Purchase this article with an account.
Pablo de Gracia, Carlos Dorronsoro, Gildas Marin, Martha Hernández, Susana Marcos; Visual acuity under combined astigmatism and coma: Optical and neural adaptation effects. Journal of Vision 2011;11(2):5. doi: https://doi.org/10.1167/11.2.5.
Download citation file:
© ARVO (1962-2015); The Authors (2016-present)

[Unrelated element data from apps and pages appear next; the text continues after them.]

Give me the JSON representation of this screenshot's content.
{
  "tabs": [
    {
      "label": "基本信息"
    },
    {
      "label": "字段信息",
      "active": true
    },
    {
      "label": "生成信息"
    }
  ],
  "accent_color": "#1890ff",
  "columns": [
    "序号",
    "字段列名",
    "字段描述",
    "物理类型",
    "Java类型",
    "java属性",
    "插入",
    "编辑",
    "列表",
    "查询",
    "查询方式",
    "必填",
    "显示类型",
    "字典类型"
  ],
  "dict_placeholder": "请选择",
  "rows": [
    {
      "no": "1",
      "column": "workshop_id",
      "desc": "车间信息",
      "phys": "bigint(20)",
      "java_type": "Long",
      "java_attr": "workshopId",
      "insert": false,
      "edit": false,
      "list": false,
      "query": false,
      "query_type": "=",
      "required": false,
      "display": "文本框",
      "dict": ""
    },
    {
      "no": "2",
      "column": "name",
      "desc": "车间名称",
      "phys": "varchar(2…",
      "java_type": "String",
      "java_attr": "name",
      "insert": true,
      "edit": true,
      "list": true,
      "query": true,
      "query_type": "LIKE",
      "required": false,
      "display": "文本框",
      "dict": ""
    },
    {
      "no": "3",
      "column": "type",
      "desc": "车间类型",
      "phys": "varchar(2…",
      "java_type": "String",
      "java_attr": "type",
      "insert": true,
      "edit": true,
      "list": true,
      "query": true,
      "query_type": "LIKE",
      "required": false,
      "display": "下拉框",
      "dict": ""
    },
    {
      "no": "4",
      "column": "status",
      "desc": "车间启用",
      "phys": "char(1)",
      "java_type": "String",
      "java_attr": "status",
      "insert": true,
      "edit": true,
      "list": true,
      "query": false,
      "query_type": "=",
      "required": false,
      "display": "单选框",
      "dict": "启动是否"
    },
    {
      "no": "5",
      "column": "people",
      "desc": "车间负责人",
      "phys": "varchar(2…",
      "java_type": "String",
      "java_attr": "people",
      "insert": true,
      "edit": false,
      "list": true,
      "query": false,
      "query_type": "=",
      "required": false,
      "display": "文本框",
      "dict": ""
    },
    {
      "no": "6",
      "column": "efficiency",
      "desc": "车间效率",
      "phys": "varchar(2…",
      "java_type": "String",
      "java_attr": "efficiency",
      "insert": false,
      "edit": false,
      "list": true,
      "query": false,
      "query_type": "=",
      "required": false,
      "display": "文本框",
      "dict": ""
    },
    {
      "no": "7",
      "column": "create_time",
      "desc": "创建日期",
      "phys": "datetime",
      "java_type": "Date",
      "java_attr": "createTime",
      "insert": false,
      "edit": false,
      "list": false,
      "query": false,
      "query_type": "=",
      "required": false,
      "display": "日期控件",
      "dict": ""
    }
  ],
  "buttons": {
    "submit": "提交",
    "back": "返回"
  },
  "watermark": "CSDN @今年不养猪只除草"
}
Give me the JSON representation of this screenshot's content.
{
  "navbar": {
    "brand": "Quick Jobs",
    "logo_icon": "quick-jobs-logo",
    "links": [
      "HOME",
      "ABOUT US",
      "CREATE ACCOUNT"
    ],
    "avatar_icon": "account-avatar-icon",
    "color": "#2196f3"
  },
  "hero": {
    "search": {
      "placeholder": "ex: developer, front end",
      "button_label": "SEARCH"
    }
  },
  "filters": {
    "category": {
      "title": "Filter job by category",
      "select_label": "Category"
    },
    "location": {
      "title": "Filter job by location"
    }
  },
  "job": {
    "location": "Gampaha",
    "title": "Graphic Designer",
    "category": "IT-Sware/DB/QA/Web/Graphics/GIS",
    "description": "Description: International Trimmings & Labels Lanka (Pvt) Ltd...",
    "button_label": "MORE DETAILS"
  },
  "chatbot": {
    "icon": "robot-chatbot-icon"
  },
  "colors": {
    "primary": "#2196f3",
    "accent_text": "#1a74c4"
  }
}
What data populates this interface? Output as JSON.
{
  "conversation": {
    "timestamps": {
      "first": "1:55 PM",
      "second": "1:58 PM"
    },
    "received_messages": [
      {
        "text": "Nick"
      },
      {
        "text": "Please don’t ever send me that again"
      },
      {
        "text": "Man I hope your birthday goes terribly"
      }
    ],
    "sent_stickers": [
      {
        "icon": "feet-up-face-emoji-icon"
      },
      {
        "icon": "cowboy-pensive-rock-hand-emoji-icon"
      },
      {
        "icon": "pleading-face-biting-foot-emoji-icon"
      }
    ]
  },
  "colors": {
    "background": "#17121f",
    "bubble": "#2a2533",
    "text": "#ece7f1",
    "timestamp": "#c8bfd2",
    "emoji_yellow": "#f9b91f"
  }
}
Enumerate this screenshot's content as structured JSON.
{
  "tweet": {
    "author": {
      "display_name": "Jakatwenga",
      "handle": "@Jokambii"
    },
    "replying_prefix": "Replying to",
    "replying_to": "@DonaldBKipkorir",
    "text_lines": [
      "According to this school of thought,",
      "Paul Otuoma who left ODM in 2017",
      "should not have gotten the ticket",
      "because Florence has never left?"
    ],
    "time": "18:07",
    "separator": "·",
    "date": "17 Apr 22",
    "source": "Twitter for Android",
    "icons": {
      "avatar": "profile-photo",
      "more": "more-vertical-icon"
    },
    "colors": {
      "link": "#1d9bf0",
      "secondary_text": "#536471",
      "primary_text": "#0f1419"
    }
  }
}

Previous studies suggest that certain combinations of coma and astigmatism improve optical quality over astigmatism alone. We tested these theoretical predictions on 20 patients. Visual acuity (VA) was measured under best spherical correction for different conditions: low- and higher order aberrations corrected, in the presence of 0.5 D of induced astigmatism, and adding different amounts of coma to 0.5 D of astigmatism. Measurements were performed for different relative angles between coma and astigmatism and for selected conditions, also through-focus. Adding coma (0.23 μm for 6-mm pupil) to astigmatism resulted in a clear increase of VA in 6 subjects, consistently with theoretical optical predictions, while VA decreased when coma was added to astigmatism in 7 subjects. In addition, in the presence of astigmatism only, VA decreased more than 10% with respect to all aberrations corrected in 13 subjects, while VA was practically insensitive to the addition of astigmatism in 4 subjects. The effects were related to the presence of natural astigmatism and whether this was habitually corrected or uncorrected. The fact that the expected performance occurs mainly in eyes with no natural astigmatism suggests relevant neural adaptation effects in eyes normally exposed to astigmatic blur.
This PDF is available to Subscribers Only